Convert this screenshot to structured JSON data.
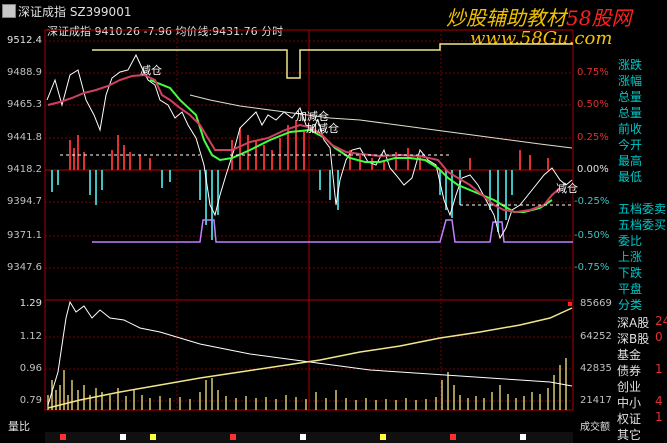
{
  "window": {
    "title": "深证成指  SZ399001"
  },
  "watermark": {
    "text_main": "炒股辅助教材",
    "text_brand": "58股网",
    "url": "www.58Gu.com"
  },
  "info": {
    "text": "深证成指 9410.26 -7.96 均价线:9431.76 分时"
  },
  "price_axis": {
    "labels": [
      "9512.4",
      "9488.9",
      "9465.3",
      "9441.8",
      "9418.2",
      "9394.7",
      "9371.1",
      "9347.6"
    ],
    "pct": [
      "0.75%",
      "0.50%",
      "0.25%",
      "0.00%",
      "-0.25%",
      "-0.50%",
      "-0.75%"
    ]
  },
  "volume_axis": {
    "left": [
      "1.29",
      "1.12",
      "0.96",
      "0.79"
    ],
    "right": [
      "85669",
      "64252",
      "42835",
      "21417"
    ],
    "bottom_left_label": "量比",
    "bottom_right_label": "成交额"
  },
  "annotations": [
    {
      "text": "减仓"
    },
    {
      "text": "加减仓"
    },
    {
      "text": "加减仓"
    },
    {
      "text": "减仓"
    }
  ],
  "right_panel": {
    "top_items": [
      "涨跌",
      "涨幅",
      "总量",
      "总量",
      "前收",
      "今开",
      "最高",
      "最低"
    ],
    "mid_items": [
      "五档委卖",
      "五档委买",
      "委比",
      "上涨",
      "下跌",
      "平盘"
    ],
    "section": "分类",
    "categories": [
      "深A股",
      "深B股",
      "基金",
      "债券",
      "创业",
      "中小",
      "权证",
      "其它"
    ],
    "side_digits": [
      "24",
      "0",
      "1",
      "4",
      "1"
    ]
  },
  "colors": {
    "price_line": "#ffffff",
    "avg_line": "#f0e68c",
    "green_line": "#40ff40",
    "purple_line": "#c080ff",
    "up_bar": "#e03030",
    "down_bar": "#40c0c0",
    "grid_red": "#b00000"
  }
}
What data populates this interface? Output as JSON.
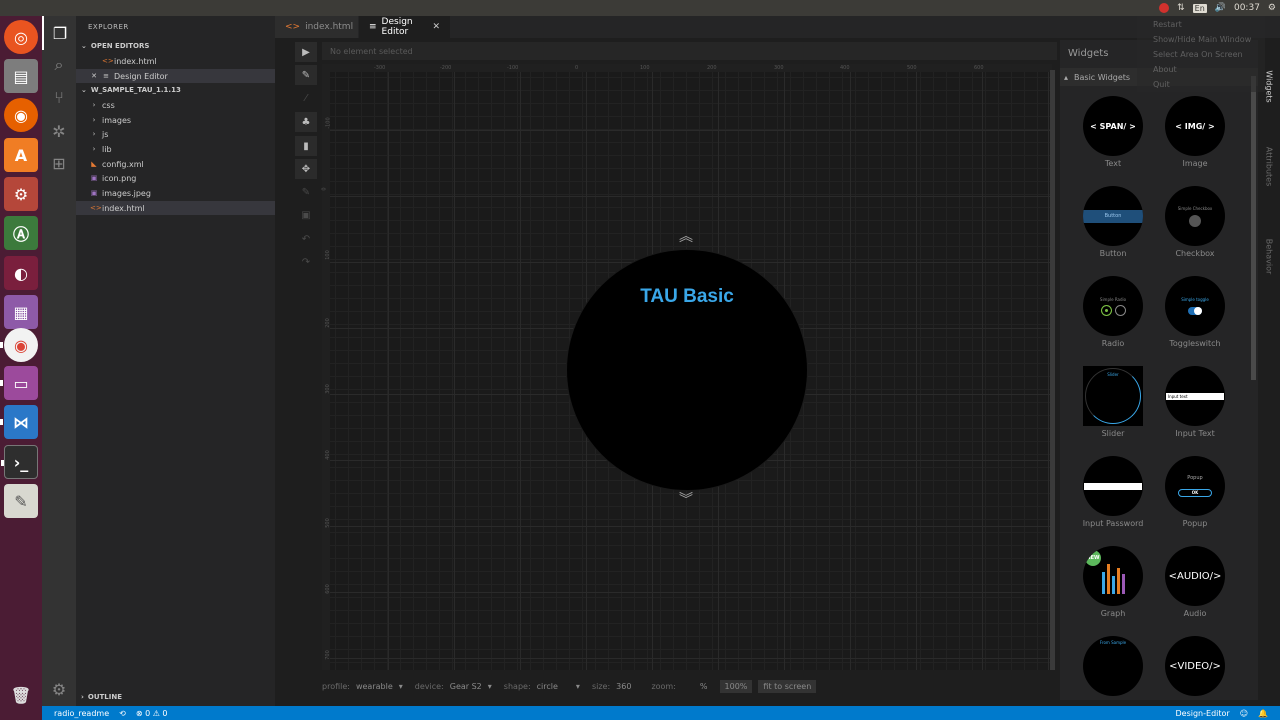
{
  "system": {
    "clock": "00:37",
    "keyboard": "En"
  },
  "sidebar": {
    "title": "EXPLORER",
    "open_editors_label": "OPEN EDITORS",
    "open_editors": [
      "index.html",
      "Design Editor"
    ],
    "project_label": "W_SAMPLE_TAU_1.1.13",
    "tree": [
      {
        "name": "css",
        "type": "folder"
      },
      {
        "name": "images",
        "type": "folder"
      },
      {
        "name": "js",
        "type": "folder"
      },
      {
        "name": "lib",
        "type": "folder"
      },
      {
        "name": "config.xml",
        "type": "xml"
      },
      {
        "name": "icon.png",
        "type": "image"
      },
      {
        "name": "images.jpeg",
        "type": "image"
      },
      {
        "name": "index.html",
        "type": "html"
      }
    ],
    "outline_label": "OUTLINE"
  },
  "tabs": [
    {
      "label": "index.html",
      "active": false
    },
    {
      "label": "Design Editor",
      "active": true
    }
  ],
  "design": {
    "selection_text": "No element selected",
    "watch_title": "TAU Basic",
    "hruler": [
      "-300",
      "-200",
      "-100",
      "0",
      "100",
      "200",
      "300",
      "400",
      "500",
      "600"
    ],
    "vruler": [
      "-100",
      "0",
      "100",
      "200",
      "300",
      "400",
      "500",
      "600",
      "700"
    ]
  },
  "props": {
    "profile_label": "profile:",
    "profile_value": "wearable",
    "device_label": "device:",
    "device_value": "Gear S2",
    "shape_label": "shape:",
    "shape_value": "circle",
    "size_label": "size:",
    "size_value": "360",
    "zoom_label": "zoom:",
    "zoom_unit": "%",
    "zoom_100": "100%",
    "fit_label": "fit to screen"
  },
  "widgets": {
    "title": "Widgets",
    "group": "Basic Widgets",
    "items": [
      {
        "label": "Text",
        "thumb": "< SPAN/ >"
      },
      {
        "label": "Image",
        "thumb": "< IMG/ >"
      },
      {
        "label": "Button",
        "thumb": "Button"
      },
      {
        "label": "Checkbox",
        "thumb": "Simple Checkbox"
      },
      {
        "label": "Radio",
        "thumb": "Simple Radio"
      },
      {
        "label": "Toggleswitch",
        "thumb": "Simple toggle"
      },
      {
        "label": "Slider",
        "thumb": "Slider"
      },
      {
        "label": "Input Text",
        "thumb": "Input text"
      },
      {
        "label": "Input Password",
        "thumb": ""
      },
      {
        "label": "Popup",
        "thumb": "Popup"
      },
      {
        "label": "Graph",
        "thumb": "NEW"
      },
      {
        "label": "Audio",
        "thumb": "<AUDIO/>"
      },
      {
        "label": "",
        "thumb": "From Sample"
      },
      {
        "label": "",
        "thumb": "<VIDEO/>"
      }
    ]
  },
  "vtabs": [
    "Widgets",
    "Attributes",
    "Behavior"
  ],
  "menu": [
    "Restart",
    "Show/Hide Main Window",
    "Select Area On Screen",
    "About",
    "Quit"
  ],
  "status": {
    "branch": "radio_readme",
    "problems": "⊗ 0 ⚠ 0",
    "right": "Design-Editor"
  }
}
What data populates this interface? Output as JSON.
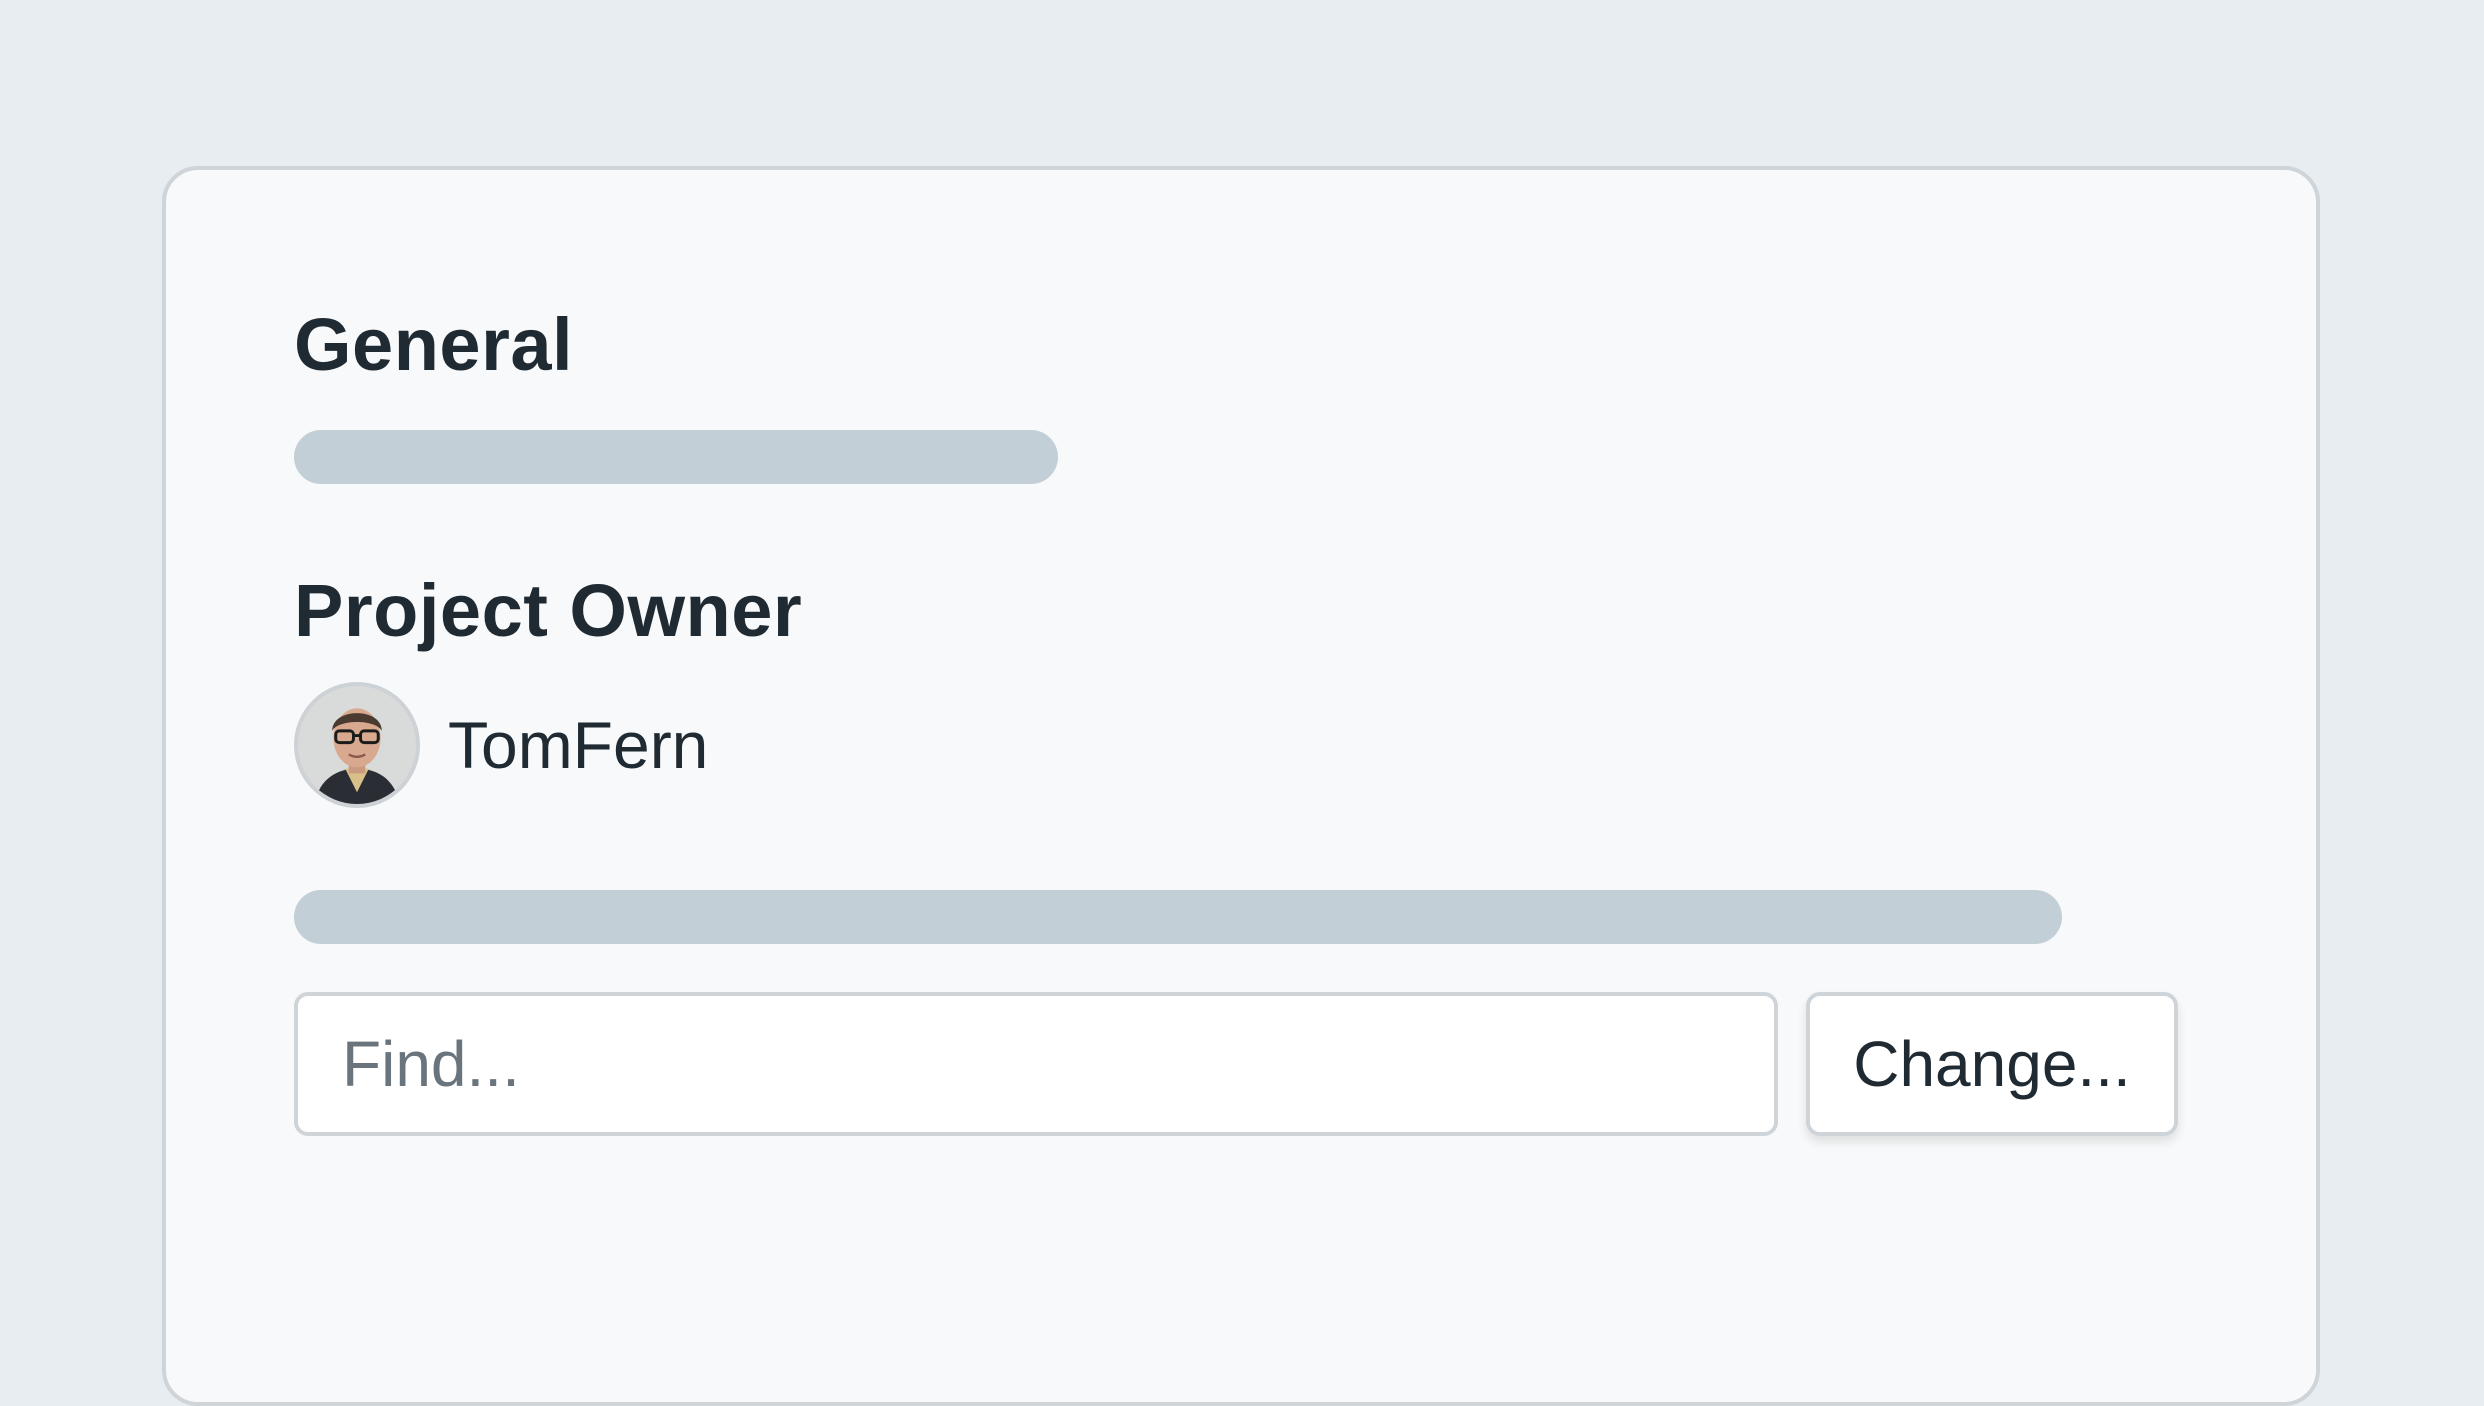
{
  "sections": {
    "general": {
      "title": "General"
    },
    "project_owner": {
      "title": "Project Owner",
      "owner_name": "TomFern"
    }
  },
  "owner_search": {
    "placeholder": "Find...",
    "value": ""
  },
  "change_button": {
    "label": "Change..."
  },
  "colors": {
    "page_background": "#e8edf1",
    "panel_background": "#f7f9fa",
    "skeleton": "#c3cfd6",
    "text": "#1f2a33",
    "placeholder": "#6a747c"
  }
}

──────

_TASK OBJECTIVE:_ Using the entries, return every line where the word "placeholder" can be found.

_SOLUTION BELOW:_
    "placeholder": "Find...",
    "placeholder": "#6a747c"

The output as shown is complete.